Find every line in the records below that holds the word "String", and copy it out.

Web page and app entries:
■ ■ ■ ■ ■ ■ ■
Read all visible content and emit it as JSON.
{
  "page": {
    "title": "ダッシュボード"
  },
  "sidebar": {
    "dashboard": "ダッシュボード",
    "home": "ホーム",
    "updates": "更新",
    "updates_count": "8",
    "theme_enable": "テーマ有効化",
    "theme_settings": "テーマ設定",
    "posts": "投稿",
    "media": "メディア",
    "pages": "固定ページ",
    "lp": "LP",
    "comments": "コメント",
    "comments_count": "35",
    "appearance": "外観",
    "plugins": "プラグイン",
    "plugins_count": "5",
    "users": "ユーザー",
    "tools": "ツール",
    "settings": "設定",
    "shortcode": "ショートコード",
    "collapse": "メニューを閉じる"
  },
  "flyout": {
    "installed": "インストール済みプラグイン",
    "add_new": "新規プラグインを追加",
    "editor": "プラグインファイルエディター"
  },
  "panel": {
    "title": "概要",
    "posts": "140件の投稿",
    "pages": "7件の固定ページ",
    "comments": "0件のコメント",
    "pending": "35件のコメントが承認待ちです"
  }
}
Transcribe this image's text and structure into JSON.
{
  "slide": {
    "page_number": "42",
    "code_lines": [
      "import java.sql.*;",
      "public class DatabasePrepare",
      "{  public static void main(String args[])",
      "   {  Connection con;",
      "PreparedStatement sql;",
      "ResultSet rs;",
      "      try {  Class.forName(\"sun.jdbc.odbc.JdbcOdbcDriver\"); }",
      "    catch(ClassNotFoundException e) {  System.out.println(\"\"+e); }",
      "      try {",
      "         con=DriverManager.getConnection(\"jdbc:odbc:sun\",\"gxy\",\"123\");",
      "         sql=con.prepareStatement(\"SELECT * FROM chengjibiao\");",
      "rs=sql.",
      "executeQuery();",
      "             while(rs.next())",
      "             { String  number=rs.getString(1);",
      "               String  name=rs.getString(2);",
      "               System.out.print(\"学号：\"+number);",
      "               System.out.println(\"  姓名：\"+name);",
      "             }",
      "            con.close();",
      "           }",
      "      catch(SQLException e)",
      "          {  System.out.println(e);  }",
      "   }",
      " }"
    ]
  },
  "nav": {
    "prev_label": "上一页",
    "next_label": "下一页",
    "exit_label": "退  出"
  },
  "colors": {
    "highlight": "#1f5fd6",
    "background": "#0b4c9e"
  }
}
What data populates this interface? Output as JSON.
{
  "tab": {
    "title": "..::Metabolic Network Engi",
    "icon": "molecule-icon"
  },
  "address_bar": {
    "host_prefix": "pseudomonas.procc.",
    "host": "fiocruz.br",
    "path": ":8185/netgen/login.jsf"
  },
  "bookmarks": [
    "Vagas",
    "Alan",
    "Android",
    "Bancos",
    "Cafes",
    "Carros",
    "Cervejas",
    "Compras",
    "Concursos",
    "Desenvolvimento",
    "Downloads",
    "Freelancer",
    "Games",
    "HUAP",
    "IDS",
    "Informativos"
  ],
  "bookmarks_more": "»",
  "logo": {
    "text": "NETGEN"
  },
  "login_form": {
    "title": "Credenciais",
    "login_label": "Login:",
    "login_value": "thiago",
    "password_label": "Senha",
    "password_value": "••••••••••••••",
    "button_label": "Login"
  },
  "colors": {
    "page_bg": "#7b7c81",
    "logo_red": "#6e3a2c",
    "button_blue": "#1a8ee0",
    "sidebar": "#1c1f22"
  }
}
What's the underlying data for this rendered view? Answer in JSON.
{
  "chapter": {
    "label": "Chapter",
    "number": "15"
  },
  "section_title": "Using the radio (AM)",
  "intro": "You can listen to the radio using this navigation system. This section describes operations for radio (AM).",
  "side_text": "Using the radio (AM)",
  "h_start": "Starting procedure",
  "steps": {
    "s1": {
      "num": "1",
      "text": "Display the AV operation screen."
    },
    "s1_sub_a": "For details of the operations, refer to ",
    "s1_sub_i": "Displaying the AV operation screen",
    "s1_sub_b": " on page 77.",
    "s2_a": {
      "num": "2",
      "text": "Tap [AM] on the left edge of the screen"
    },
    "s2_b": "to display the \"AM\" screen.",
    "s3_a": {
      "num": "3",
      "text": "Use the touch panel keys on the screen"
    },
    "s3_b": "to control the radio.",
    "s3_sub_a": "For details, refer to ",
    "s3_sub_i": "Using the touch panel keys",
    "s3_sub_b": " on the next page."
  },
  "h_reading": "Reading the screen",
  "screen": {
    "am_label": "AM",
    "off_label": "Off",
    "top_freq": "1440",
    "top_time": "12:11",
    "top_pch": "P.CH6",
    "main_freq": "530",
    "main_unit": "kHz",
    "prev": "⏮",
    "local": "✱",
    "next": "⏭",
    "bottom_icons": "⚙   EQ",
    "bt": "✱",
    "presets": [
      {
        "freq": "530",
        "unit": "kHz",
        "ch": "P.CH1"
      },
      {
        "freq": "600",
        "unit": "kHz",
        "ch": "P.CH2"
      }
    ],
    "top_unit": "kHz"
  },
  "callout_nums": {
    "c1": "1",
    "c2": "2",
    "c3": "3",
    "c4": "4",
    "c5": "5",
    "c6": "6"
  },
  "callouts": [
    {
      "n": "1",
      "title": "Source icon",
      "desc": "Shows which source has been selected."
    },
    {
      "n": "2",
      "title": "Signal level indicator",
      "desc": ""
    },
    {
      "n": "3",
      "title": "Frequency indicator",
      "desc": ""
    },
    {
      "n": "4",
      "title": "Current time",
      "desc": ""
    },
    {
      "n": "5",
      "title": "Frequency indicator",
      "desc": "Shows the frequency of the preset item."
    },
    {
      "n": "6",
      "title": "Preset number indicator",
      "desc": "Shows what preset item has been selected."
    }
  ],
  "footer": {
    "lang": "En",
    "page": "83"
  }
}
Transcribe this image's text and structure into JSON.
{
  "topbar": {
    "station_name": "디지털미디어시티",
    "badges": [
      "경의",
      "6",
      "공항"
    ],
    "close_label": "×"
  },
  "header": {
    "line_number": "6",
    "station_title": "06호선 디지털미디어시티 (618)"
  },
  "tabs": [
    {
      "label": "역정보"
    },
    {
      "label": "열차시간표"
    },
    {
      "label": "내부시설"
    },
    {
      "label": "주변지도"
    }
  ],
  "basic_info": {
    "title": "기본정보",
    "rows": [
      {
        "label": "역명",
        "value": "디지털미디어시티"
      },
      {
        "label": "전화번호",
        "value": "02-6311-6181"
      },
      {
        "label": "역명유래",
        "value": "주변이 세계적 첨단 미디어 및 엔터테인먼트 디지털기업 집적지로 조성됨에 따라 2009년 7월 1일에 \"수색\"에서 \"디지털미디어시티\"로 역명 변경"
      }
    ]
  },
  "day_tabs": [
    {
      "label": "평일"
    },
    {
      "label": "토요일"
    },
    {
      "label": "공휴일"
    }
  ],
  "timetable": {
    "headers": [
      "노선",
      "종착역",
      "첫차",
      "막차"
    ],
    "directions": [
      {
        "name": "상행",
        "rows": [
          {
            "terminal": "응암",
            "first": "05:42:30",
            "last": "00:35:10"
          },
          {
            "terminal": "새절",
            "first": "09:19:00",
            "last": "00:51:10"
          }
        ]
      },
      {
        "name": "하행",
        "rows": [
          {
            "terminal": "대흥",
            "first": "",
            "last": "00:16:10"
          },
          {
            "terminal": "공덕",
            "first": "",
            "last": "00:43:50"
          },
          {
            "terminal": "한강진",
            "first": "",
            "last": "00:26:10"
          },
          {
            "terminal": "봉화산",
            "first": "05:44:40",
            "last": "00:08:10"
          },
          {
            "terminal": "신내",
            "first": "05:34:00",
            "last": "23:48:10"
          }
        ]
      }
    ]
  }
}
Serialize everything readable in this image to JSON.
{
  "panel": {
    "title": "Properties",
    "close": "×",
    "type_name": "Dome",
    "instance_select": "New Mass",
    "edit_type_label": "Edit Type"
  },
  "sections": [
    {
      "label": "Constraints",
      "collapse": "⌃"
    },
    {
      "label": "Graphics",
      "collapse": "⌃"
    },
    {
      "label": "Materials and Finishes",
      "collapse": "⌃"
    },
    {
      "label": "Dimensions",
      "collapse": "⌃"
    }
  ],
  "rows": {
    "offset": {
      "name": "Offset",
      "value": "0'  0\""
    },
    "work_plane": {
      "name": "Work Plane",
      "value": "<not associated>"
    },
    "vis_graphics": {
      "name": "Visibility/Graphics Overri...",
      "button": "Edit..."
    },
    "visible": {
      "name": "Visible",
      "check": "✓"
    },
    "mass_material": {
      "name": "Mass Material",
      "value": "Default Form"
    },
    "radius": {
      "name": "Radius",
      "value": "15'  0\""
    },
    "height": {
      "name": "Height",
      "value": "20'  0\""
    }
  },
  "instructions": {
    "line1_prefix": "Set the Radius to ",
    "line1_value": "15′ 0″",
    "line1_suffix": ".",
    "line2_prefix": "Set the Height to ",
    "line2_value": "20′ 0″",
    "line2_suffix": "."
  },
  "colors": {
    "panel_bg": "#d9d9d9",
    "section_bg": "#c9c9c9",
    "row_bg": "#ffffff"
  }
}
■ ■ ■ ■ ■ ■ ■
WRITTEN ANSWER —
      "{  public static void main(String args[])",
      "             { String  number=rs.getString(1);",
      "               String  name=rs.getString(2);",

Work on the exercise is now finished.